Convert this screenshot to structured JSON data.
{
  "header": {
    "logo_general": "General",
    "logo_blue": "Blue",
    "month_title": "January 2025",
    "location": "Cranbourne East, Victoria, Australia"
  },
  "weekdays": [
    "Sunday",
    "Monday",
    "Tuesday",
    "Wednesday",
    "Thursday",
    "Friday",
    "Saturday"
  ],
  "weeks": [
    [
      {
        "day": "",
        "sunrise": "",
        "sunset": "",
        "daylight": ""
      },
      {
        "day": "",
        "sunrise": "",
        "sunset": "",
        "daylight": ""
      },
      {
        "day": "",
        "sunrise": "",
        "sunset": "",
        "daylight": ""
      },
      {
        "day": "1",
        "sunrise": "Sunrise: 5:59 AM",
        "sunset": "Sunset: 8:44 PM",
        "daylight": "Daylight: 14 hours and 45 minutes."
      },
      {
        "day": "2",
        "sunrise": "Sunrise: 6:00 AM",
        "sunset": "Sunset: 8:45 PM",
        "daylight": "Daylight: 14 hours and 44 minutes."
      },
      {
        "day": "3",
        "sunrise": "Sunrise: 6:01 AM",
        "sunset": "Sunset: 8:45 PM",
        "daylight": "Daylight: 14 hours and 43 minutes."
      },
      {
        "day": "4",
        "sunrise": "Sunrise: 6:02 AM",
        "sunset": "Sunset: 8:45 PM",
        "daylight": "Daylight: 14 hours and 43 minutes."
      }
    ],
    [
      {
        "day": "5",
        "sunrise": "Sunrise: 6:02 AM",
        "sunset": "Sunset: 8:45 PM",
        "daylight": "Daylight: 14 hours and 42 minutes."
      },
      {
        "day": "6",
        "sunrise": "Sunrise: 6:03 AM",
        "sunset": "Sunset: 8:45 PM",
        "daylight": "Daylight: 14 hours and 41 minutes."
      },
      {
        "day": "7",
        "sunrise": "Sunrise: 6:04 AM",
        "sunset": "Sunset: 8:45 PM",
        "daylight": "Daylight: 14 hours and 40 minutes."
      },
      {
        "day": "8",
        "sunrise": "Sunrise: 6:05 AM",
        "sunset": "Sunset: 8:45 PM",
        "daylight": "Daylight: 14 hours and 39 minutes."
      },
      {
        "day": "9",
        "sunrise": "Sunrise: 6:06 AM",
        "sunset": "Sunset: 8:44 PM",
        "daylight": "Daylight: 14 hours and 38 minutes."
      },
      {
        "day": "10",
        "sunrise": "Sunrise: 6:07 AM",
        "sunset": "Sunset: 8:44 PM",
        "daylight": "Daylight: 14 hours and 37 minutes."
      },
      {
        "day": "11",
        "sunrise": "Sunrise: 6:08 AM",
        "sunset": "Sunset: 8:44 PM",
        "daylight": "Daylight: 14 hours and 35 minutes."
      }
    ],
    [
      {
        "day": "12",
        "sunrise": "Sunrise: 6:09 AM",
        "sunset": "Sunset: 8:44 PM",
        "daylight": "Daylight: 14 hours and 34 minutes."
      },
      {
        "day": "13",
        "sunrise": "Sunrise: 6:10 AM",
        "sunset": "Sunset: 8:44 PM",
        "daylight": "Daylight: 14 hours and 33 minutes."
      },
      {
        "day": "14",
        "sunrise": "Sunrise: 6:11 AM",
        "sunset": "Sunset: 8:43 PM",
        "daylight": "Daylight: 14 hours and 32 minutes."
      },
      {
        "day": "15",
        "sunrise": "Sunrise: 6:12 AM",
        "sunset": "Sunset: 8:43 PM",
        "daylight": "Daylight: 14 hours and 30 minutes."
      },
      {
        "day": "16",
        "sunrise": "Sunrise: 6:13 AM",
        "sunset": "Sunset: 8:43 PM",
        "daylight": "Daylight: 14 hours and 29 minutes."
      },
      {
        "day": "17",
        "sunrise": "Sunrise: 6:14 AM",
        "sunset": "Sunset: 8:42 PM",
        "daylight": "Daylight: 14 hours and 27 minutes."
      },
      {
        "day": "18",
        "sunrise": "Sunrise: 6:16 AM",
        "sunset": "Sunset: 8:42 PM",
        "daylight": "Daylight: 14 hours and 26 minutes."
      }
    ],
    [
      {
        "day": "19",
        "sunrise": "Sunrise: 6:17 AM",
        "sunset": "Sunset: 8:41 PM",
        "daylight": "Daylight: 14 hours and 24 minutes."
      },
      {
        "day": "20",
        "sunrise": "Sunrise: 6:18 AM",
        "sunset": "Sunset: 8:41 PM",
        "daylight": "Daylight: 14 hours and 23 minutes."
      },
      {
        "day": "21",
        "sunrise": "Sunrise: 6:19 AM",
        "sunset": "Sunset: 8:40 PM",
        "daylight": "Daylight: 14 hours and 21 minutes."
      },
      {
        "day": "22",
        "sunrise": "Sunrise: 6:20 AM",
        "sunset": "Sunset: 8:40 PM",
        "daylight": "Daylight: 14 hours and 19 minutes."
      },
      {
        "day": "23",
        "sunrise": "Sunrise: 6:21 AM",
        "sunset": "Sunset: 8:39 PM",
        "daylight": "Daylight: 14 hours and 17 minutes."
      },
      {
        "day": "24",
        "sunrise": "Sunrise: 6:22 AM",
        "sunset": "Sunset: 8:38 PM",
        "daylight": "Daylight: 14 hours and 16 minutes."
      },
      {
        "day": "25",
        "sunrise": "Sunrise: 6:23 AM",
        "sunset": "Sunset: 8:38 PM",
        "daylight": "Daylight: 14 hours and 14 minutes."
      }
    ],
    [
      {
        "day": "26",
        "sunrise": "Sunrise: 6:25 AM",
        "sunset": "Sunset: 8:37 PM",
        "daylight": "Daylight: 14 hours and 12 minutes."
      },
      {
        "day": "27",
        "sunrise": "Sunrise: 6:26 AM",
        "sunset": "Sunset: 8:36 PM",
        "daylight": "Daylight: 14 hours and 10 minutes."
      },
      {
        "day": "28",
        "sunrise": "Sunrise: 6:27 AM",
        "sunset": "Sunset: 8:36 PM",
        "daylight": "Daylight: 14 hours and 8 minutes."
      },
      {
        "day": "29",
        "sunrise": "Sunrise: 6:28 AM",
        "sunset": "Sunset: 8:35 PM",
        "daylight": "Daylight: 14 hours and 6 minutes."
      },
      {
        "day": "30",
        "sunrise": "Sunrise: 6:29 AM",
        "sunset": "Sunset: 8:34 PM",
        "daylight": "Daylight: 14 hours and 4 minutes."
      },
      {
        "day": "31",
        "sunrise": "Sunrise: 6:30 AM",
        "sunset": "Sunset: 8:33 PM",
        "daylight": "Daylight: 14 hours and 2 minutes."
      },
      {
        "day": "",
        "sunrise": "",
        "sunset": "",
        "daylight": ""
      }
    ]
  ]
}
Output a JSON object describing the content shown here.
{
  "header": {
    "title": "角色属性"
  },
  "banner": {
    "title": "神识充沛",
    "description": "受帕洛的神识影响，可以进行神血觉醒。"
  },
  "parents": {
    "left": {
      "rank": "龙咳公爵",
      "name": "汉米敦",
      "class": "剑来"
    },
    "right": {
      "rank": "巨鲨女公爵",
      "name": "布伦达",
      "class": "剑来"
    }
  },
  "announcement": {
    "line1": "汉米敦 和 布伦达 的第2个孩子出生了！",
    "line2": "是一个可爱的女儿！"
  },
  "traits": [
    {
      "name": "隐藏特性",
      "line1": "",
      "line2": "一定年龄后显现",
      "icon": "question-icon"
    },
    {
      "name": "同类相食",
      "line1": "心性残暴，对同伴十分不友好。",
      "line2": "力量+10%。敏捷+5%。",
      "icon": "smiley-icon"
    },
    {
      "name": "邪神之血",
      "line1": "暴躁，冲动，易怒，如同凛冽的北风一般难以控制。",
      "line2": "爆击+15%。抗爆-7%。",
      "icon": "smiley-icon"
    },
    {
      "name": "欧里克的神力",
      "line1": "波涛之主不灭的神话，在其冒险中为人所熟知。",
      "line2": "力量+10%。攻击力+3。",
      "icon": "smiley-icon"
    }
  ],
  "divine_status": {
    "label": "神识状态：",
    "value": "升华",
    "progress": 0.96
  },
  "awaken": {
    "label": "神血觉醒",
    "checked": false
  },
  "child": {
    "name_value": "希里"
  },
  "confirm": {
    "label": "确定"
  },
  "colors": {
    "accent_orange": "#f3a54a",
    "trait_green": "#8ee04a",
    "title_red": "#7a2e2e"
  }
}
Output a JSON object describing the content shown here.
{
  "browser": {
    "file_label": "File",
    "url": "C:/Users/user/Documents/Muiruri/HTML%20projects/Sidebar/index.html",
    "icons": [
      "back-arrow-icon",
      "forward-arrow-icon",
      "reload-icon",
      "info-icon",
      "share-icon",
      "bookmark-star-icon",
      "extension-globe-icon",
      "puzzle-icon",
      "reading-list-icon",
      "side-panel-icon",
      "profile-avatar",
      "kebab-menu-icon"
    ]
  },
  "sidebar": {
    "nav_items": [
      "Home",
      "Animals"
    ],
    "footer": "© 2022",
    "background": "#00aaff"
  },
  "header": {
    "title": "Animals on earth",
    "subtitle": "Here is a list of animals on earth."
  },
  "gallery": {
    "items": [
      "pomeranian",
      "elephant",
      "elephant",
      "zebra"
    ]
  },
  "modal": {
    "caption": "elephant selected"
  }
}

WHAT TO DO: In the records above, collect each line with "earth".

ANSWER TO THIS TASK:
    "title": "Animals on earth",
    "subtitle": "Here is a list of animals on earth."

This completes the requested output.